One little girl had shown up in the morning wearing her top backwards. Some kid laughed at her. The teacher was right on it and gently reproved the laugher. The target human being, however, was very sad. At this point, I guess the teacher had decided to carry on and leave the messiness behind. But one child had another idea. I can’t remember if it was a he or a she but the child removed their top and put it on backwards. And then lots of other kids followed suit. “I didn’t want her to be sad.”
My eyes moistened. The interviewer was just about overcome. And I imagined thousands of listeners reaching for their Kleenex. Oh, what power a five-year-old can have.
And then …
I was walking along Lawrence Avenue, a main street in Toronto. A taxi came out of a side street and pulled right up to the intersection so the driver could see the traffic on Lawrence before turning right. I jogged a bit left and walked behind the car. As I headed back to the sidewalk, the fellow behind the wheel called out to me:
“Sorry for blocking your path!” He wore a big smile.
“That’s all right. You couldn’t see.”
So much for the stereotype of Toronto drivers being discourteous. I was stunned and so thankful for his friendliness. It was a privilege to be in his presence.
Now I’m looking for kindness number three. I’m not going to force it. If no wave of goodness comes my way before I lay me down to sleep, so be it. I won’t twist my reality to line up with the title of this piece. Think I’ll head to Tim Hortons for coffee and see what beckons.
Okay, now I’m on the subway, gently seeking kind behaviour. But seeking isn’t it. By grace will it come my way … or not. I’ll just wait.
Minutes ago, I looked to my right on the train. A fat guy is two seats away, leaning over. His eyes are closed … and he’s yelling. Pointing his finger at something. I can’t make out what he’s saying. I’m too scared to say anything in the realm of “Are you all right?” I shut my eyes.
I think of the classic Buddhist phrases of care:
May you be free from danger
May you be happy
May you be healthy

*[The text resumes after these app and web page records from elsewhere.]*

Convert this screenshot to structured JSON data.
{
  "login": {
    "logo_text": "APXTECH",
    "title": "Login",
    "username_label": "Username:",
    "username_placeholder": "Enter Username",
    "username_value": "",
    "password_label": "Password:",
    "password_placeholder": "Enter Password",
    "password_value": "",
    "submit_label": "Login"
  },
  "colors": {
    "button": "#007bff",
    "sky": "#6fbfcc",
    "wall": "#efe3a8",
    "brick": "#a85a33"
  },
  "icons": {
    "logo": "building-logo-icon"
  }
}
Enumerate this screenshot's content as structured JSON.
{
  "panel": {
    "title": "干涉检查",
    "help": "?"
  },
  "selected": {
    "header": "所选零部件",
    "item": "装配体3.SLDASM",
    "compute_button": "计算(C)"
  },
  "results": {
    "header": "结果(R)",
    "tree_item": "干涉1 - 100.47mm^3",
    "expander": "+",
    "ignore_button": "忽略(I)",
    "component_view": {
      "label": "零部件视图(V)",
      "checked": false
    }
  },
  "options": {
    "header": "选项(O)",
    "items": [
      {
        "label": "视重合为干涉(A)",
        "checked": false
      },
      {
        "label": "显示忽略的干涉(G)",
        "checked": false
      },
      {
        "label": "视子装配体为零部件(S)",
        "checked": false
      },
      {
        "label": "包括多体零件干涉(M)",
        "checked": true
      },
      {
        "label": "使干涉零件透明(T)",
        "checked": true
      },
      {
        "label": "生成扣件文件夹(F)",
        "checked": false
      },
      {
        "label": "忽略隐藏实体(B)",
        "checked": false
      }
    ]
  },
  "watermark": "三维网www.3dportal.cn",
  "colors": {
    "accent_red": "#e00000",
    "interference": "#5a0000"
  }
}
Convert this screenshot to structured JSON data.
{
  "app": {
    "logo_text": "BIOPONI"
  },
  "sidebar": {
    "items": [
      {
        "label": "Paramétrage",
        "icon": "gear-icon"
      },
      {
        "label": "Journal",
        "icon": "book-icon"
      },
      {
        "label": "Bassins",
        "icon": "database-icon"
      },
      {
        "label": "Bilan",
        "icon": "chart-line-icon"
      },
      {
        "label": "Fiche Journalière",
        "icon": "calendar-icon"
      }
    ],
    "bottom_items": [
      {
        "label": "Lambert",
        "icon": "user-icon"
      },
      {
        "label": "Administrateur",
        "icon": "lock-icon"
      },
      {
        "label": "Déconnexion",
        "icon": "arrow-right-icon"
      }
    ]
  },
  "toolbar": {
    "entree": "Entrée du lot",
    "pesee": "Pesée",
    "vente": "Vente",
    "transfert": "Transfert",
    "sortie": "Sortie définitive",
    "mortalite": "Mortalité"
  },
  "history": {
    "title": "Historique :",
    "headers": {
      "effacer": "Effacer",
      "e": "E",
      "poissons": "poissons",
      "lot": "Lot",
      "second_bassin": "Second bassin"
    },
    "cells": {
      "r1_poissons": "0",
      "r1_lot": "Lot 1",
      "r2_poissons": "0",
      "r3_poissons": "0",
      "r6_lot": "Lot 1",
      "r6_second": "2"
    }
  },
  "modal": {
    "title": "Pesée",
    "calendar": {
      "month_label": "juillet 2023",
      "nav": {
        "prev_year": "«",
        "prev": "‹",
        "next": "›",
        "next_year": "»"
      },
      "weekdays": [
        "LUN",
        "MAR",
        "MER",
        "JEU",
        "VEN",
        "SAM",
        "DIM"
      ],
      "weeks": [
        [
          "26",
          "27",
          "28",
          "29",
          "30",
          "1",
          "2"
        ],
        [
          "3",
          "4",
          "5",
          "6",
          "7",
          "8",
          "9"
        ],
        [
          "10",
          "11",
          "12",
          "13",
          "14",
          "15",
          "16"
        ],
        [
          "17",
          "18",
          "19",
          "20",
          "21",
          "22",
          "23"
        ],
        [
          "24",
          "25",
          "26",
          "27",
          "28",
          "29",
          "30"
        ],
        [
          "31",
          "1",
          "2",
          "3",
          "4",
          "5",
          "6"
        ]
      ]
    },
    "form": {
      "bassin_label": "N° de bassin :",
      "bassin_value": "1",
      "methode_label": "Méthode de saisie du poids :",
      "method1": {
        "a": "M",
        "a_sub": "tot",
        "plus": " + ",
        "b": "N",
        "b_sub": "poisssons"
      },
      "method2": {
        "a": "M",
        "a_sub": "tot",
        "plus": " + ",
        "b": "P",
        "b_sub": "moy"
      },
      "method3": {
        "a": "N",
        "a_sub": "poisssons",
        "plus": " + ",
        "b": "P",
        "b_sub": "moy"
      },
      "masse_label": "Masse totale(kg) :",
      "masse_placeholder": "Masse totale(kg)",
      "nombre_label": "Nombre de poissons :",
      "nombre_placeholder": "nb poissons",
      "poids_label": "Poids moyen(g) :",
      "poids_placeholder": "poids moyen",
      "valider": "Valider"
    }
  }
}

May you live with ease
And I sent them his way. Soon it was just one: “May you be happy.” The gentleman keeps yelling, still with eyes closed. Here’s my stop. “Goodbye, dear one.”